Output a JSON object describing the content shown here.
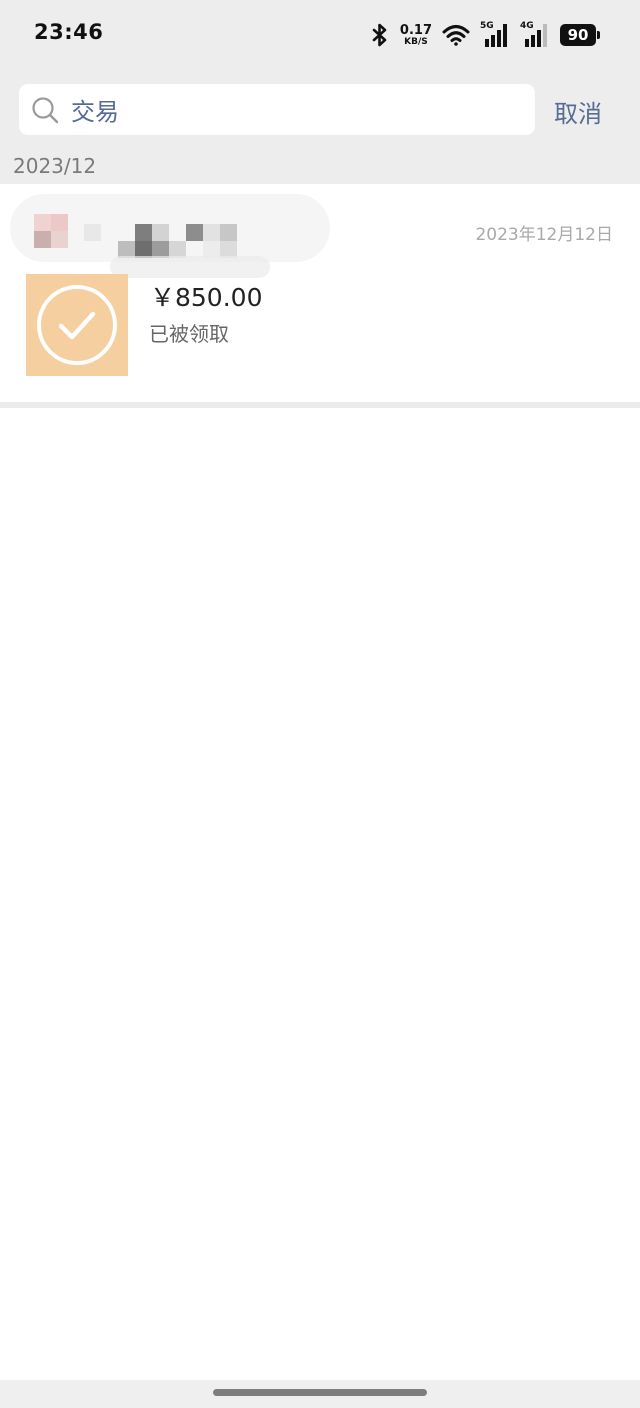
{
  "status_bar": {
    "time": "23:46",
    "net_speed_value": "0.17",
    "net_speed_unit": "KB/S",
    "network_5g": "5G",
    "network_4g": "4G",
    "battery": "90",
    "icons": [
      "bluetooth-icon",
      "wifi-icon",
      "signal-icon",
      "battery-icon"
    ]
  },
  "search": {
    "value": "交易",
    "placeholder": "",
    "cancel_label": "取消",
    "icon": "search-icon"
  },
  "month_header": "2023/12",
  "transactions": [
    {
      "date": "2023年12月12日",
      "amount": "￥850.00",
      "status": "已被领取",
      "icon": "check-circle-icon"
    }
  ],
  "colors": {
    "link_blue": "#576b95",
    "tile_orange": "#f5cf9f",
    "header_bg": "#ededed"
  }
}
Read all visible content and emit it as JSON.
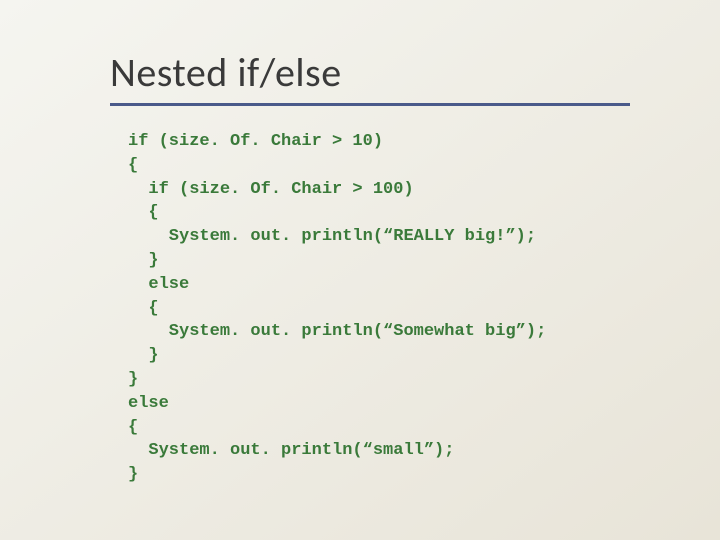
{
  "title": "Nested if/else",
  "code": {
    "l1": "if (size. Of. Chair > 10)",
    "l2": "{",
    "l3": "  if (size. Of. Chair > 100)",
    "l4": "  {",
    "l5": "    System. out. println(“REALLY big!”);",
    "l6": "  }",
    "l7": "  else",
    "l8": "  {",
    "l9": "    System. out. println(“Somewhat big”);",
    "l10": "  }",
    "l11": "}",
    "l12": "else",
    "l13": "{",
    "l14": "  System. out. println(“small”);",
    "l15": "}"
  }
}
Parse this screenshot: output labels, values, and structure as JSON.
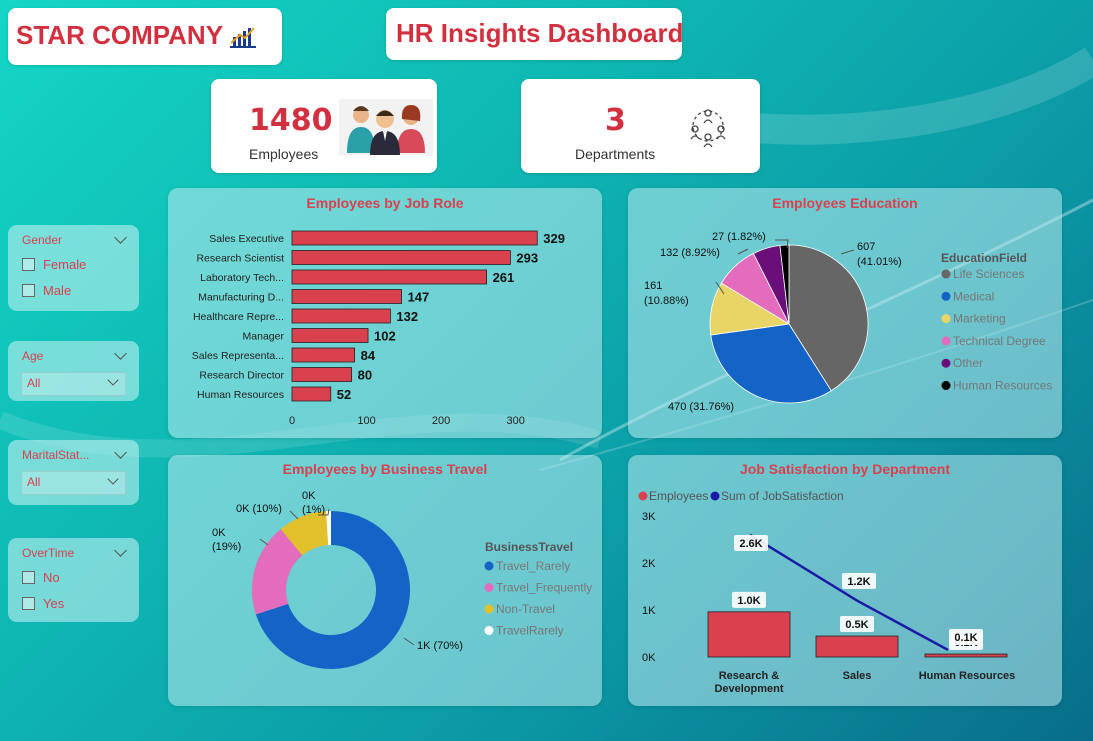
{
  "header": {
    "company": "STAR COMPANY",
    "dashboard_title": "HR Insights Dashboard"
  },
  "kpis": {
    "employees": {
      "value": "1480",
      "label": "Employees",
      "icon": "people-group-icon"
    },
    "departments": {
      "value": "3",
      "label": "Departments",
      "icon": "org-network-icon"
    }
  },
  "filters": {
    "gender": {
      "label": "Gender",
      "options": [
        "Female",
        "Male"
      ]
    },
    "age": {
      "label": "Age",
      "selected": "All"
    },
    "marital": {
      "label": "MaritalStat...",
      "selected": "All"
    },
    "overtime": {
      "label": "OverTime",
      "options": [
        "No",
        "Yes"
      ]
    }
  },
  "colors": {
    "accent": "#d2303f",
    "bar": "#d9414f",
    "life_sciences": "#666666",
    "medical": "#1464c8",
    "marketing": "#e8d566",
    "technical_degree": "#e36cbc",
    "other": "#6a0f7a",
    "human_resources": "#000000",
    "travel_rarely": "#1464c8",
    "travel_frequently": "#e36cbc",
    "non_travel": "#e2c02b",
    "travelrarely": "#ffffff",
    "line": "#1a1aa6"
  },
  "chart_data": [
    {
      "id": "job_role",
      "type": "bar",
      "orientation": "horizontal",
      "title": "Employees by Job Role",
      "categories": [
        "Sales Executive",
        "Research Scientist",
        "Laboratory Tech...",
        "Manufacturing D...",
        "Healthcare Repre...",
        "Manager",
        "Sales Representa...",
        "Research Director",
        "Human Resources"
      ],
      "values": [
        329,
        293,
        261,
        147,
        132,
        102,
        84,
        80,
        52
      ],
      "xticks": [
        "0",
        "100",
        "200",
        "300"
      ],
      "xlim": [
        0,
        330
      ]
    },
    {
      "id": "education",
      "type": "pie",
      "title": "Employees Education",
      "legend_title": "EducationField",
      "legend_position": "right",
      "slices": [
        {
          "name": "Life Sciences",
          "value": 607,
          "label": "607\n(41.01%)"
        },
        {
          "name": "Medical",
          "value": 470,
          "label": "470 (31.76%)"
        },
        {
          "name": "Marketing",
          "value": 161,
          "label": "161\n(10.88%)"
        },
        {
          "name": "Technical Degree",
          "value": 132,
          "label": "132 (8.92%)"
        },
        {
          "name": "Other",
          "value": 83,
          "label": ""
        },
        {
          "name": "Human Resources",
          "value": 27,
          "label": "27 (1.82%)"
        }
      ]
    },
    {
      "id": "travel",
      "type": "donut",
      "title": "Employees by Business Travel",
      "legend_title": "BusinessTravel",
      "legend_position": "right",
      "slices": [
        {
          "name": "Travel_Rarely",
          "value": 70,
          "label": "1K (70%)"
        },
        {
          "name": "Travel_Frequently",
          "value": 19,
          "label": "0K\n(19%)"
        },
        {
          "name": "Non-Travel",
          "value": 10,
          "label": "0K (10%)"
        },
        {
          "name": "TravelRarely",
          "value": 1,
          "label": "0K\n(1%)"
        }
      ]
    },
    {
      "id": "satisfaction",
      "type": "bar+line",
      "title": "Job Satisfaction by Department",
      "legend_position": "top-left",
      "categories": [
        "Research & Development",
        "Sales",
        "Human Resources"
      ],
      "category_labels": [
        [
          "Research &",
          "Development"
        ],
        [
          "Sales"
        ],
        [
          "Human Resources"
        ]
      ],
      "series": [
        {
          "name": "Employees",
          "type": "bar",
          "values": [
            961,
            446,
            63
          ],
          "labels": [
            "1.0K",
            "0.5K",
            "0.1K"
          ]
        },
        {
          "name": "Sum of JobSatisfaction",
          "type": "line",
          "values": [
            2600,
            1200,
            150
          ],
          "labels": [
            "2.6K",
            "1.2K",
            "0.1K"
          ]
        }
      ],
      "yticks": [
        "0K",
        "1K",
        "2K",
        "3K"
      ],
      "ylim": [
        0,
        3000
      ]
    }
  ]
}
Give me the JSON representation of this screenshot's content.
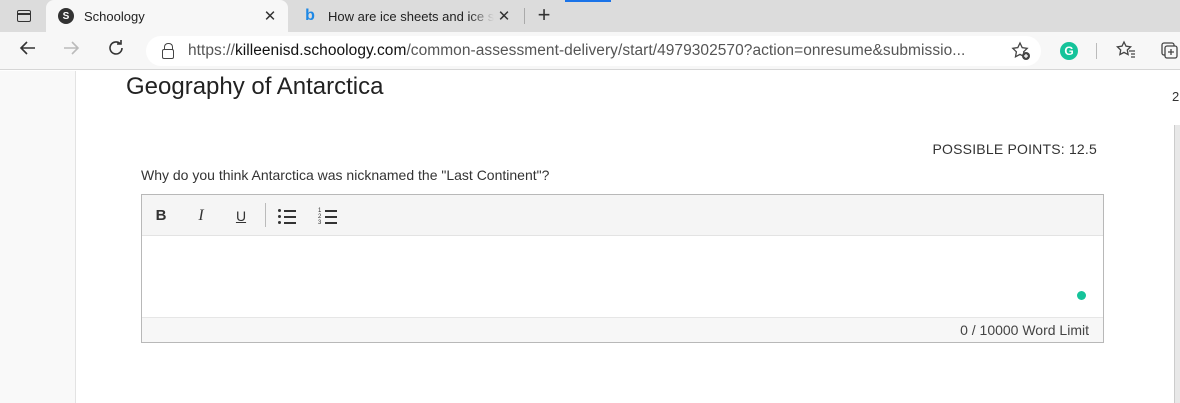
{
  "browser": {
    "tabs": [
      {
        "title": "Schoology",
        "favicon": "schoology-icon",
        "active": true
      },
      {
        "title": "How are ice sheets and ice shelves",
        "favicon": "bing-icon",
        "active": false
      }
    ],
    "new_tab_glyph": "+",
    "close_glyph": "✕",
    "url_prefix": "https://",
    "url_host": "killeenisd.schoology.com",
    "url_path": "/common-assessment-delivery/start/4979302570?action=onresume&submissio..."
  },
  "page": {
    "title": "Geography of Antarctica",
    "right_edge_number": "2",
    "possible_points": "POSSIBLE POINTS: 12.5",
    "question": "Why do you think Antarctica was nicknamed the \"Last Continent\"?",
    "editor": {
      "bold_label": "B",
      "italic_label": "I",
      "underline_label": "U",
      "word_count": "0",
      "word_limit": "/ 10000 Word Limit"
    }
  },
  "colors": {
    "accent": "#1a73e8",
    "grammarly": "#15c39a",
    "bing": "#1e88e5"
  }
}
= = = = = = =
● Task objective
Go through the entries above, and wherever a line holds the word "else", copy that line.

● Solution for this exercise
  "title": "Nested if/else",
    "l7": "  else",
    "l12": "else",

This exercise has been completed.